But inevitably, children keep growing and it wasn’t long before Ira wanted to be pedalling too. Edgar’s children were beginning to outgrow their U+2 as well, so over several cups of tea and the odd pint of beer a plan was hatched to build a pair of electrically assisted child-carrying bikes to do the school run.
The Stringers Following the closure of the village school, our morning run is now a three mile trip along a busy ‘B’ road to the local market town, competing with frustrated motorists in their daily scramble to work. The school entrance traffic chaos is policed by the lollypop lady, who does a great job of separating kids on foot from irate commuters and late parents who choose to drive their little darlings as close as possible to the classroom door. Initially we used a modified tandem with added ‘kiddie-cranks’ to shuttle kids to school or play group. They both loved the adventure of clinging to the handlebars and having their little legs going nine to the dozen. When both started school we upgraded to a double trailer attachment, the ‘U-plus 2’. I had already seen two other local parents using this setup for their school run. This solution worked well for us, but the return journey was a heavy slog with no little helpers to pedal. The time and effort this required always made the car option tempting. I’d seen the Thompson ‘bike buses’ and decided to add electric-assistance to my bike, too. I bought a 250 W Heinzmann hub motor kit. Although it wasn’t fast, it made the school run quick and easy enough not to find excuses. On the bike the children and I chat (or shout) about what we see and wave to familiar faces. We are generally in high spirits despite usually being a bit on the late side. In comparison, the driving option always feels like poor quality time, with the inherent stress of finding a parking space near the school. As they outgrew the trailerbike we needed something which would allow us to keep cycling to school without risking the danger of young children on busy roads using their own bikes. So thinking caps on…

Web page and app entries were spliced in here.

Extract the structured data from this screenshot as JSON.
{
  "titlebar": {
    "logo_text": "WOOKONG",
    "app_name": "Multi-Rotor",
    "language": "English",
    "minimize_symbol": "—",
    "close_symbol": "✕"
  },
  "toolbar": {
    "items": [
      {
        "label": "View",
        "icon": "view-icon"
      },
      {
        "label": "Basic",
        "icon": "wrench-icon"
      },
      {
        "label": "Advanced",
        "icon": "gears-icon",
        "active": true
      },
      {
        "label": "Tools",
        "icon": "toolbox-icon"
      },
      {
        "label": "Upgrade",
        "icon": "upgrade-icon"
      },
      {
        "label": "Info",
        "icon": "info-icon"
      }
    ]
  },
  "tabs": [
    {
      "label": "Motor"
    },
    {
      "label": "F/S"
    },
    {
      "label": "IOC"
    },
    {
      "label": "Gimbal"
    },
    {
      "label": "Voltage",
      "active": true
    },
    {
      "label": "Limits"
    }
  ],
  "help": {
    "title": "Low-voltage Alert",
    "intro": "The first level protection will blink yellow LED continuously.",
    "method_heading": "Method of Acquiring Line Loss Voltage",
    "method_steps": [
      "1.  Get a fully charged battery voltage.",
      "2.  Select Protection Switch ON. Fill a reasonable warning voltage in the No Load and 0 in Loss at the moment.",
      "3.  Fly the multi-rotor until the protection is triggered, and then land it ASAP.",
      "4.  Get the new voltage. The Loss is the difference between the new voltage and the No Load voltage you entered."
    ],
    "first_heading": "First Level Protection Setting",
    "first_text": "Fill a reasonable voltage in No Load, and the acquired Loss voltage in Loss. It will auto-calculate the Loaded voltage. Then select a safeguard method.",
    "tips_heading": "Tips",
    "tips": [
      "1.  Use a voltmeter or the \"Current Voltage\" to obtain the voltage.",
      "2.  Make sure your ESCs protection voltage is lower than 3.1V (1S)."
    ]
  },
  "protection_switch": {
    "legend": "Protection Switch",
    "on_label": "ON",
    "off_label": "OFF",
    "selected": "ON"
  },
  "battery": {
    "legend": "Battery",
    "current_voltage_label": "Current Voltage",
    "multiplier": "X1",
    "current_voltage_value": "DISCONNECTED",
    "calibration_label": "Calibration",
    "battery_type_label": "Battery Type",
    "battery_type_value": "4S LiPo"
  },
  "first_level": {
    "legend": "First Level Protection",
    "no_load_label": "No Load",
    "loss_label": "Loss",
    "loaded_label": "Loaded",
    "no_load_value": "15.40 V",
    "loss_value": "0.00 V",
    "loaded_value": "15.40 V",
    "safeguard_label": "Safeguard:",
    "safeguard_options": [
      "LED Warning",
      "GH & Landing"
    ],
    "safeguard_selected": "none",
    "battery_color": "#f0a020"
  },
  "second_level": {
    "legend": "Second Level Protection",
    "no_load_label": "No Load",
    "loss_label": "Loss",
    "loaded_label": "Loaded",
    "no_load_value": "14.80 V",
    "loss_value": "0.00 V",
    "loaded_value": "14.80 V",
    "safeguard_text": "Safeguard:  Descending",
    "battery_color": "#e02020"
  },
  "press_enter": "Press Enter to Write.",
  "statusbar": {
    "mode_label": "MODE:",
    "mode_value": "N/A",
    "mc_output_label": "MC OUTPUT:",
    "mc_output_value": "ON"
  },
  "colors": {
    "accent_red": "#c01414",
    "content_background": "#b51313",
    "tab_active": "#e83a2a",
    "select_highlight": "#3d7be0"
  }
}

DESIGN We soon agreed that we were going to build a pair of child-back triplets to keep with the single-track format and avoid articulation. Initial design brainstorming centred around joining the front of one scrap bike to the back of another, with planks of wood to check what was the maximum length of bike which could get around the corner of the Thompson’s house. Once we had our maximum length the design was developed on the computer using simple twodimensional CAD to check essential geometry. Was the front end large enough for Edgar and the back small enough for Ira? Would all those rotating pedals avoid each other and any motorised bits? And was there room for the kids to grow? If we were going to all this trouble, it would be nice to get several years’ use out of the bikes, subject to them not becoming too ‘uncool’! This process gave us a basic shape for the frame and, using experience gained from the earlier bikes, we put together a shopping list of required bits. Cromoly mountain bike tubes were purchased
from Ceeway frame building supplies here in the UK, along with braze-ons – we bought lots to allow for changes of heart later. Components were gathered from salvaged bikes (our stock of chainsets is much diminished!) or purchased on Ebay, which just left the main frame tubes. To avoid a forest of little tubes and to preserve the clean lines of the design we needed large diameter yet thin-walled tubing to cope with the loads that we knew a triplet would impose. After some searching we sourced one 6 m length of T45 alloy steel and another of 316 stainless steel. If you are tempted to try this at home you should know that the stainless steel was significantly cheaper than T45, but it made up for it later by proving to be a whole lot harder to braze. Both bikes were built at once to allow the simple steel box section jigging to be shared during each stage of construction. As the bikes grew and space in the shed diminished it became increasingly challenging to manoeuvre around, and we both began to wonder whether the finished bikes were going to be too long to be manageable.
VELOVISION ISSUE 32 DECEMBER 2008